Yes, we’ve heard these statistics before (and often from Spellings and company when they ran Maryland Avenue). The call to action could be from either the NCLB era or from EdSec Duncan’s own ESEA blueprint. So let’s go a little deeper into the rhetoric.
The ad closes with two additional sentences of text. “Now is not the time to retreat from our national commitment to the success of every child. If we don’t address our broken education system today, then our kids and our nation will pay the price.”
A little old school, a little new school (or a little Texas, a little Chicago, if you prefer). The first sentence, a clear defense of NCLB and its role in putting us on the path to success. The latter, borrowed from President Obama and his call for change. Which leads to the confusion. So now is not the time to retreat from our broken education system? If not now, when? And if not now, why not?
In many ways, the Chamber’s latest advertising campaign is but a microcosm of our current struggles in school improvement. We need to build on the successes of the past, while casting aside the reforms that didn’t work. We need to display a sense of urgency for change, but need to do so in a way tips a hat to those doing well. And we need to do it all in an environment where the average person, even the average congressman, believes the average school district and average school building is doing just fine.
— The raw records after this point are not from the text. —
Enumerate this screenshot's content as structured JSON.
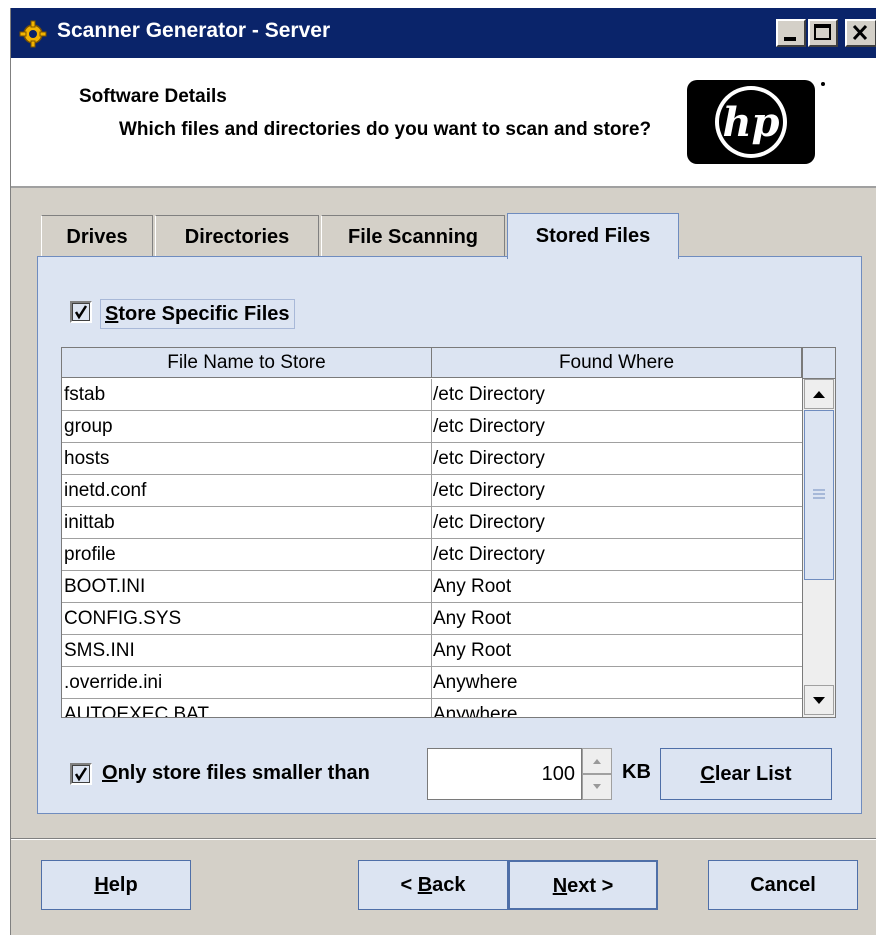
{
  "window": {
    "title": "Scanner Generator - Server"
  },
  "header": {
    "title": "Software Details",
    "description": "Which files and directories do you want to scan and store?",
    "logo_text": "hp"
  },
  "tabs": [
    {
      "label": "Drives",
      "active": false
    },
    {
      "label": "Directories",
      "active": false
    },
    {
      "label": "File Scanning",
      "active": false
    },
    {
      "label": "Stored Files",
      "active": true
    }
  ],
  "stored_files": {
    "store_specific": {
      "label_first": "S",
      "label_rest": "tore Specific Files",
      "checked": true
    },
    "table": {
      "columns": [
        "File Name to Store",
        "Found Where"
      ],
      "rows": [
        [
          "fstab",
          "/etc Directory"
        ],
        [
          "group",
          "/etc Directory"
        ],
        [
          "hosts",
          "/etc Directory"
        ],
        [
          "inetd.conf",
          "/etc Directory"
        ],
        [
          "inittab",
          "/etc Directory"
        ],
        [
          "profile",
          "/etc Directory"
        ],
        [
          "BOOT.INI",
          "Any Root"
        ],
        [
          "CONFIG.SYS",
          "Any Root"
        ],
        [
          "SMS.INI",
          "Any Root"
        ],
        [
          ".override.ini",
          "Anywhere"
        ],
        [
          "AUTOEXEC.BAT",
          "Anywhere"
        ]
      ]
    },
    "size_limit": {
      "label_first": "O",
      "label_rest": "nly store files smaller than",
      "checked": true,
      "value": "100",
      "unit": "KB"
    },
    "clear_list": {
      "label_first": "C",
      "label_rest": "lear List"
    }
  },
  "footer": {
    "help": {
      "label_first": "H",
      "label_rest": "elp"
    },
    "back": {
      "prefix": "< ",
      "label_first": "B",
      "label_rest": "ack"
    },
    "next": {
      "label_first": "N",
      "label_rest": "ext >"
    },
    "cancel": "Cancel"
  },
  "colors": {
    "titlebar": "#0a246a",
    "panel": "#dce4f2",
    "accent_border": "#6f8cbf",
    "window_bg": "#d4d0c8"
  }
}
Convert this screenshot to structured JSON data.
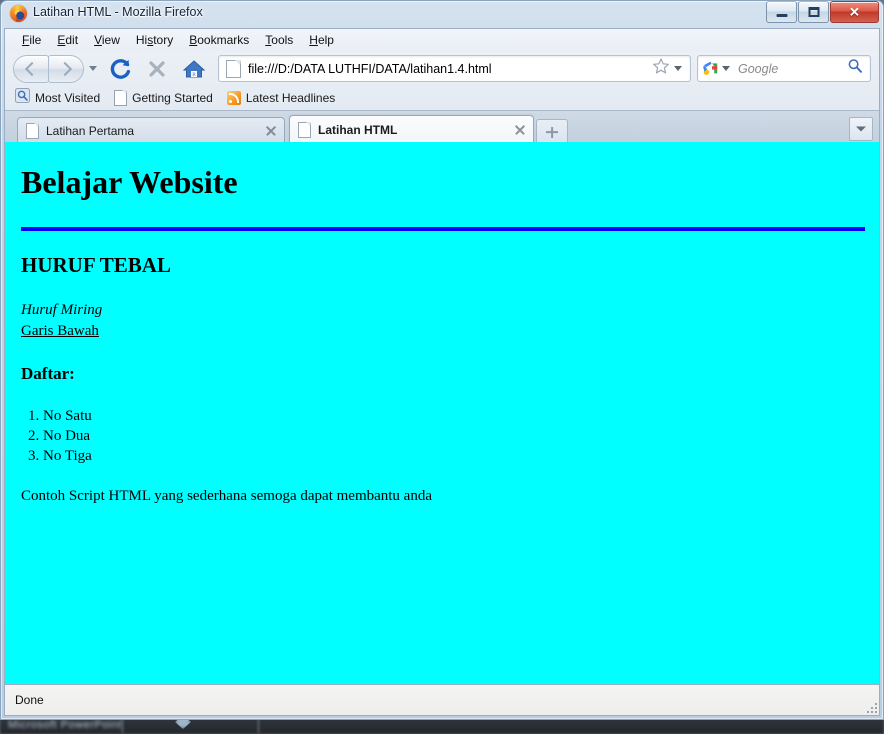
{
  "window": {
    "title": "Latihan HTML - Mozilla Firefox",
    "icon": "firefox-logo-icon",
    "controls": {
      "minimize": "minimize-button",
      "maximize": "maximize-button",
      "close": "close-button",
      "close_glyph": "✕"
    }
  },
  "menu": {
    "items": [
      {
        "label": "File",
        "accel": "F"
      },
      {
        "label": "Edit",
        "accel": "E"
      },
      {
        "label": "View",
        "accel": "V"
      },
      {
        "label": "History",
        "accel": "s"
      },
      {
        "label": "Bookmarks",
        "accel": "B"
      },
      {
        "label": "Tools",
        "accel": "T"
      },
      {
        "label": "Help",
        "accel": "H"
      }
    ]
  },
  "toolbar": {
    "back": "Back",
    "forward": "Forward",
    "reload": "Reload",
    "stop": "Stop",
    "home": "Home",
    "url": "file:///D:/DATA LUTHFI/DATA/latihan1.4.html",
    "bookmark_star": "☆",
    "search_placeholder": "Google",
    "search_value": ""
  },
  "bookmarks": {
    "items": [
      {
        "label": "Most Visited",
        "icon": "magnifier-icon"
      },
      {
        "label": "Getting Started",
        "icon": "page-icon"
      },
      {
        "label": "Latest Headlines",
        "icon": "rss-icon"
      }
    ]
  },
  "tabs": {
    "items": [
      {
        "label": "Latihan Pertama",
        "active": false
      },
      {
        "label": "Latihan HTML",
        "active": true
      }
    ],
    "new_tab": "+",
    "list_all": "list-all-tabs"
  },
  "page": {
    "background_color": "#00ffff",
    "rule_color": "#0000ff",
    "heading1": "Belajar Website",
    "heading3": "HURUF TEBAL",
    "italic_text": "Huruf Miring",
    "underline_text": "Garis Bawah",
    "list_heading": "Daftar:",
    "list_items": [
      "No Satu",
      "No Dua",
      "No Tiga"
    ],
    "paragraph": "Contoh Script HTML yang sederhana semoga dapat membantu anda"
  },
  "status": {
    "text": "Done"
  },
  "taskbar": {
    "ghost_text": "Microsoft PowerPoint"
  }
}
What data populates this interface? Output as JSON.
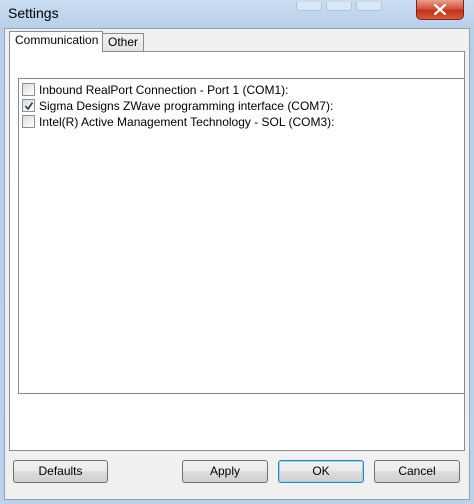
{
  "window": {
    "title": "Settings"
  },
  "tabs": [
    {
      "label": "Communication",
      "active": true
    },
    {
      "label": "Other",
      "active": false
    }
  ],
  "ports": [
    {
      "label": "Inbound RealPort Connection - Port 1 (COM1):",
      "checked": false
    },
    {
      "label": "Sigma Designs ZWave programming interface (COM7):",
      "checked": true
    },
    {
      "label": "Intel(R) Active Management Technology - SOL (COM3):",
      "checked": false
    }
  ],
  "buttons": {
    "defaults": "Defaults",
    "apply": "Apply",
    "ok": "OK",
    "cancel": "Cancel"
  },
  "icons": {
    "close": "close-icon",
    "check": "checkmark-icon"
  },
  "colors": {
    "frame": "#bcd2ea",
    "close_button": "#c4321b",
    "default_button_border": "#3c7fb1"
  }
}
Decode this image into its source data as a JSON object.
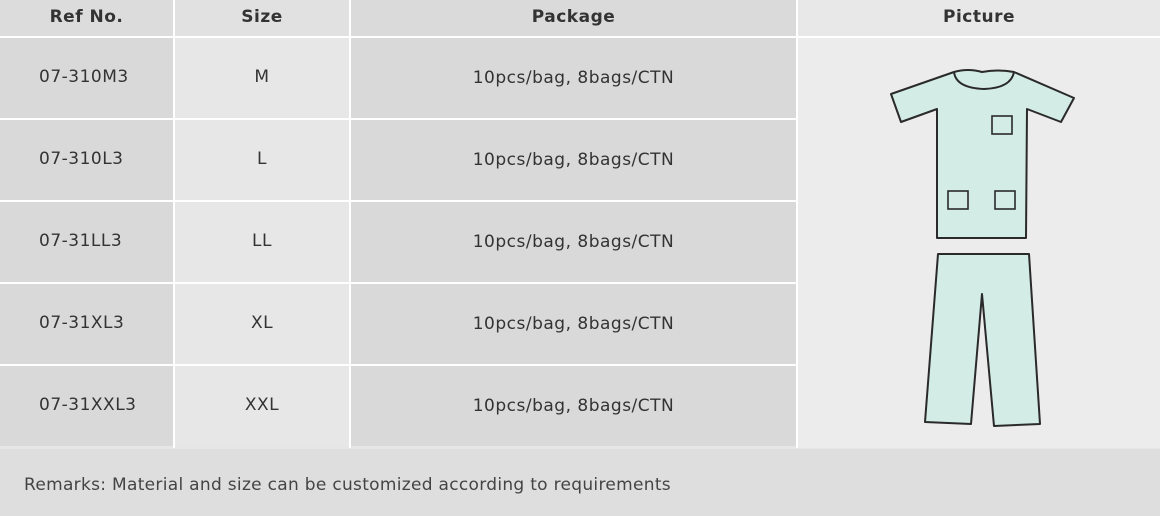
{
  "table": {
    "headers": {
      "ref": "Ref No.",
      "size": "Size",
      "package": "Package",
      "picture": "Picture"
    },
    "rows": [
      {
        "ref": "07-310M3",
        "size": "M",
        "package": "10pcs/bag, 8bags/CTN"
      },
      {
        "ref": "07-310L3",
        "size": "L",
        "package": "10pcs/bag, 8bags/CTN"
      },
      {
        "ref": "07-31LL3",
        "size": "LL",
        "package": "10pcs/bag, 8bags/CTN"
      },
      {
        "ref": "07-31XL3",
        "size": "XL",
        "package": "10pcs/bag, 8bags/CTN"
      },
      {
        "ref": "07-31XXL3",
        "size": "XXL",
        "package": "10pcs/bag, 8bags/CTN"
      }
    ]
  },
  "picture": {
    "icon": "scrub-suit-icon",
    "fill_color": "#d3ece6",
    "stroke_color": "#2a2a2a"
  },
  "remarks": "Remarks: Material and size can be customized according to requirements"
}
As always, the devil is in the details. Whose version of accountability should Congress follow? Which definition of effective teachers? And what “choices” do we want to provide to parents? Where Congress (and governors and state legislators) turn for answers is the next great education policy battleground. Will anyone besides the “reformy” groups step forward and offer some substantive, even if unpopular, policy reccs to address such issues? Only time will tell …